It’s very hands on. I usually arrive at 8:30. We have such a small space to work and sell, so we have to take all the dress rails outside. Then we tidy the shed itself and create a pleasant display. We are usually busy sorting donations before 10:00am, then we open to the public and sell items, accept new donations & organise what to put online. We then all have to be vigilant of picking up the dress rails that blow over in the inevitable wind of Lanzarote. At 12:00 we close to the public and put everything back inside the shed. In the afternoon I will put items online and update our El Almacen SARA Shed Facebook page.

I have spotted the interior of the shed and its lovely display, you must have a merchandiser amongst your volunteers? I have also spotted the green SARA collecting tins in many Spar supermarkets, do you have a specific volunteer who manages raising funds with collecting tins or is this managed by SARA

SARA manage the distribution of most of the money boxes, but a couple of our Shed team are responsible for a few too. They are a really important part of the funding stream – particularly those at the CACT locations – especially for tourists on the Cesar Manrique trail.

Does SARA receive any outside funding?

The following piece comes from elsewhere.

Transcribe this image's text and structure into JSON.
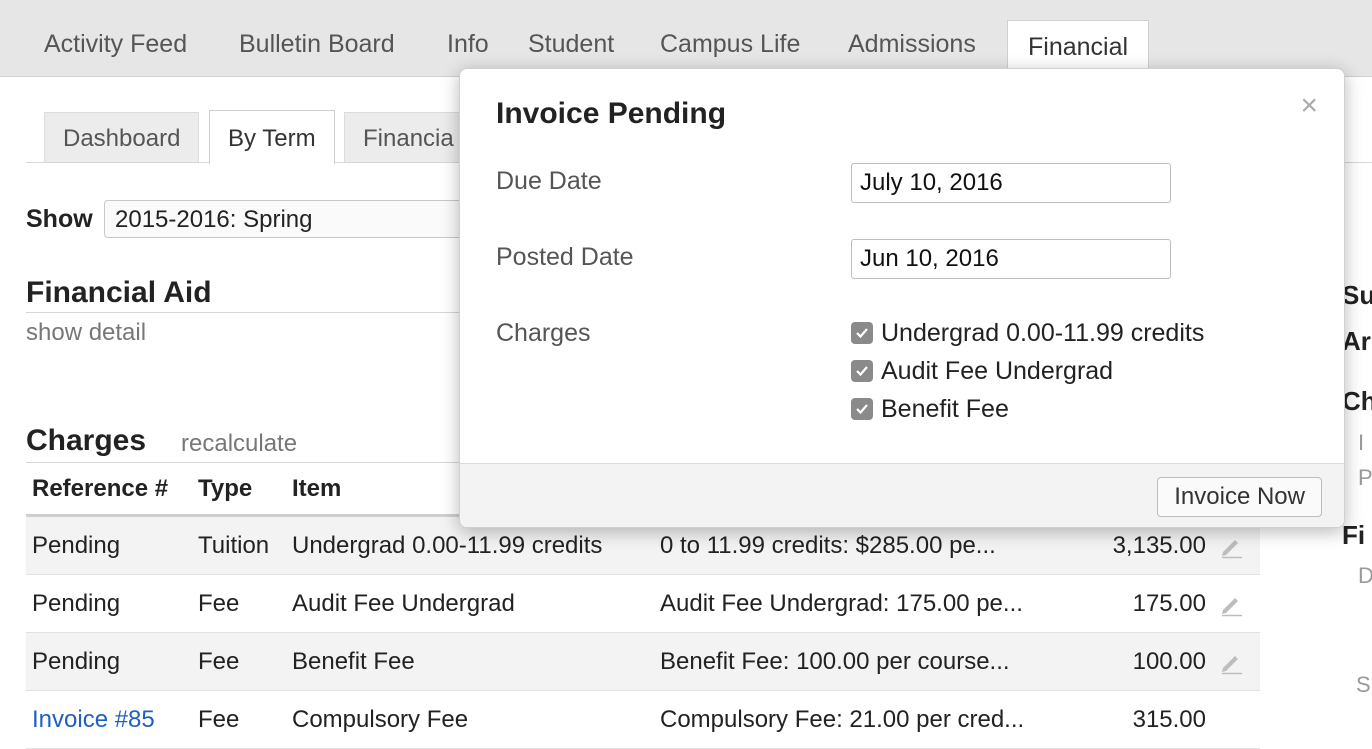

Some, but it’s not consistent. The Ayuntamiento are supposed to contribute, but at its best it only meets 20% of the running costs. We have links with Germany, Italy, UK & the Czech Republic who help adopt & rehome rescue animals. SARA, which is officially called Protectora de Animales, relies very heavily on individual donations & money raised from the SARA shed, our monthly markets and events. Money is always tight as they have many outgoings, but residents and visitors are kind and generous. SARA takes care of an average of 190 dogs and 180 cats and they are frequently overcrowded. All the animals rely on paid staff and volunteers to take care of their daily veterinary needs, feeding, cleaning and socialising and dog walking.  Every year, they manage to rehome approximately 800 animals (500 dogs and 300 cats) which are sterilized, vaccinated and identified with their corresponding microchip.

That is astonishing how the shelter manages to do so much given the pressures of balancing funds and taking care of hundreds of abandoned and ill-treated animals. How, or where else can we donate to SARA?

There are a few ways other than the collecting boxes and buying items at the SARA shed. Click on the links below.

  1. Donations can be made online via the official SARA website (PayPal and bank payments);
  2. Becoming a member;  
  3. Sponsoring an animal so that it can live in a dignified manner at the shelter. 10€ a month can sponsor an animal and you will receive a photo and information about it every year.
  4. Call in person at the front office in Tahiche and make a donation directly to SARA.
  5. Or make a donation via the volunteers in the SARA shed.

I love the idea of sponsorship. My grandchildren have become aware of animal shelters because I buy them a sponsorship at Christmas. In your opinion what one thing could the general population do to improve animal welfare?

In my humble opinion, eat vegan! Simply for the sake of animal suffering. That would also help the planet and could improve the health and wellbeing of everyone.  For cats & dogs I would say … number one neuter them.  Two, don’t shop at a puppy kennel, but adopt from a shelter. Three, if you make a commitment to home an animal, then don’t abandon them. Four, ban hunting.

Finally, what’s your favourite thing about Lanzarote in connection with animals?

I was looking at some photos of Cesar Manrique with his dogs, which he clearly loved. There are so many caring people who are generous and concerned about animals both in Lanzarote and people who don’t live on the island. There are also a lot more unsung heroes on the island, who do things on their own; for example, some trap cats, have them neutered and release them back to where they came from or in a safe place. Some, like the lady in Soo, feed colonies of cats; and some manage cat feeding stations. I am very privileged to live in such a beautiful place and I feel very lucky to be a humble volunteer in a place that fights and struggles to improve the lives of beings who depend on us and have no voice. To me the SARA organisation, its animals and its dedicated team is the geographical and living heart to Lanzarote.

Photos by Justin Kershaw.